    I am completing a 1040 for a client who is the managing member of a 1065 qualified investment partnership (NH law). I complete a 1065 as usual for federal purposes. The partnership owns stocks, bonds, and other investment vehicles that are taxed as partnerships. Here's my question - using CCH prosystem fx software, when I enter the K-1 activity on his 1040, there is a checkbox that is just listed as "Capital gains passive". My experience calling CCH shows that I HAVE to KNOW the tax law, or the result I want in order for them to direct me, so I haven't called them yet to ask what this checkbox is for.
    So here's my question - when would capital gains ever be passive, and, if they are, what is the tax result? Capital gains are supposed to flow through to the 8949 and/or schedule D, and I just can't see what this checkbox is getting at.
    Any ideas?

    There are lots of ways to help in ProSystem fx. For instance, if you are in the box in question and click the ? along your bar, it says:
    Capital Gains Passive
    Make an entry if either short-term or long-term capital gains or losses are passive.
    If entered, net capital gains or losses are considered passive and not carried to Form 4952 as investment income. If not entered, net capital gains or losses are considered nonpassive.

    Were you trying to have investment income to use up investment interest? Or, not?

    I would use CCH's KnowledgeBase. Or, do you have TaxPrepPartner or AnswerConnect?

    I'm sorry I don't know what answer you need for this client, but I can point you to the above research options. And, someone here will be able to explain the tax background of choosing passive or not.


      Here is the most common example: A person has some rental properties (passive income). He sells one of the properties at a gain.

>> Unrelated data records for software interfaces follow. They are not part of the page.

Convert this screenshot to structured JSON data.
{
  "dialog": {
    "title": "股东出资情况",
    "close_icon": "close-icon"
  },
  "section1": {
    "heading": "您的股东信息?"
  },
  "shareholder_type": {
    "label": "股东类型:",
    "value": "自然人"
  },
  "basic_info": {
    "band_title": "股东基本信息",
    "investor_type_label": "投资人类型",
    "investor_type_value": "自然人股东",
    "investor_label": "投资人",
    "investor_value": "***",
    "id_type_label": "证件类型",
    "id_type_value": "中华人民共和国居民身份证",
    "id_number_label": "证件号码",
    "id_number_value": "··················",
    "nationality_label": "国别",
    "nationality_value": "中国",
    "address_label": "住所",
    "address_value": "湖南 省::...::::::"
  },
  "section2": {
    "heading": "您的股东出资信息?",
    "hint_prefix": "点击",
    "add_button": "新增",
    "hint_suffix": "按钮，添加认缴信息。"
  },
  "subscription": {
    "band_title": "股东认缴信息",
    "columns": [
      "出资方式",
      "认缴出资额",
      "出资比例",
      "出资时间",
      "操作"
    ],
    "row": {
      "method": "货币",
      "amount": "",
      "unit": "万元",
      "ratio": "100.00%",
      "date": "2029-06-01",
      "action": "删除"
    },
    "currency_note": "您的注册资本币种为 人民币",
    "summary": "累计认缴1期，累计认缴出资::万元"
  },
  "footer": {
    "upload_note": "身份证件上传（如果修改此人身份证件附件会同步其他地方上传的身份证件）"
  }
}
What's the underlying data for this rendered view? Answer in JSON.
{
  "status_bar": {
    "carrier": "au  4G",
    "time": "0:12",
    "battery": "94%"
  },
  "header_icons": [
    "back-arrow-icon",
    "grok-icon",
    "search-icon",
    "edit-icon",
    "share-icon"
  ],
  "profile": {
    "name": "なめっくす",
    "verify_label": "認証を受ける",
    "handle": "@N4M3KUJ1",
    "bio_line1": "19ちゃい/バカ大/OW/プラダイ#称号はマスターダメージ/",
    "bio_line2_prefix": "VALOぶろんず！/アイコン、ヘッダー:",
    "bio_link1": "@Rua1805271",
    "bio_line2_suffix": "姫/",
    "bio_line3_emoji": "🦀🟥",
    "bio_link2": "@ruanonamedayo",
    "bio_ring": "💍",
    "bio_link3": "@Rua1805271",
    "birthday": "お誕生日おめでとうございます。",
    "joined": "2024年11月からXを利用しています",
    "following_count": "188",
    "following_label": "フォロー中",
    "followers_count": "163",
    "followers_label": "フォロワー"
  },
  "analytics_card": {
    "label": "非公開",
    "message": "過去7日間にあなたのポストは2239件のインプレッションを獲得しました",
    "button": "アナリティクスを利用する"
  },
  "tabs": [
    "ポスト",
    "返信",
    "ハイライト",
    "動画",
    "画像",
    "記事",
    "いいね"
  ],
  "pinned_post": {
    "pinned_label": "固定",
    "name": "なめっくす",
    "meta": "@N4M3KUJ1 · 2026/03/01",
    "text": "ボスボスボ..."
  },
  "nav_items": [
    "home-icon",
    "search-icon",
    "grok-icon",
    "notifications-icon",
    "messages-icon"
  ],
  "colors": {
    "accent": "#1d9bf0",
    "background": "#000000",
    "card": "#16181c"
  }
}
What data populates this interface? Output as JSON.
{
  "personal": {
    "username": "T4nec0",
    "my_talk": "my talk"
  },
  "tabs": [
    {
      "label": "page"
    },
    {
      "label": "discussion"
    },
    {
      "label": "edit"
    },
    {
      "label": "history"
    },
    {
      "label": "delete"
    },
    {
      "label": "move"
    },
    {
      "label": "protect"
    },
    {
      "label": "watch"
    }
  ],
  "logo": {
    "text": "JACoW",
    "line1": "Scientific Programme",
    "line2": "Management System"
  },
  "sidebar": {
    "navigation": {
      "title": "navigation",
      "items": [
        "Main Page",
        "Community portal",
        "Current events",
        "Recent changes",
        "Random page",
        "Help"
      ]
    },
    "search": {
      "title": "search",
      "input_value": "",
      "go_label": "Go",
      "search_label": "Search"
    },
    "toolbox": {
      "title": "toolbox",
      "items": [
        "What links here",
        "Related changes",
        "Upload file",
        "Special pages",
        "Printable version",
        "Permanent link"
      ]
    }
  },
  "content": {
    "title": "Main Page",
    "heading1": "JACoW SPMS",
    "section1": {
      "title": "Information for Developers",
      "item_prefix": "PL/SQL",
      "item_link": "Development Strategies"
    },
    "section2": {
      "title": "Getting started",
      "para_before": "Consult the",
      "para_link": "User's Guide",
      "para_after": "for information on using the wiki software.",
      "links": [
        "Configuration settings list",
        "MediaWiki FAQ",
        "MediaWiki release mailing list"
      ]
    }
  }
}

That would be a passive capital gain.

      If the taxpayer had suspended passive losses from other rental properties that were being carried over, that passive gain could offset some of those suspended losses.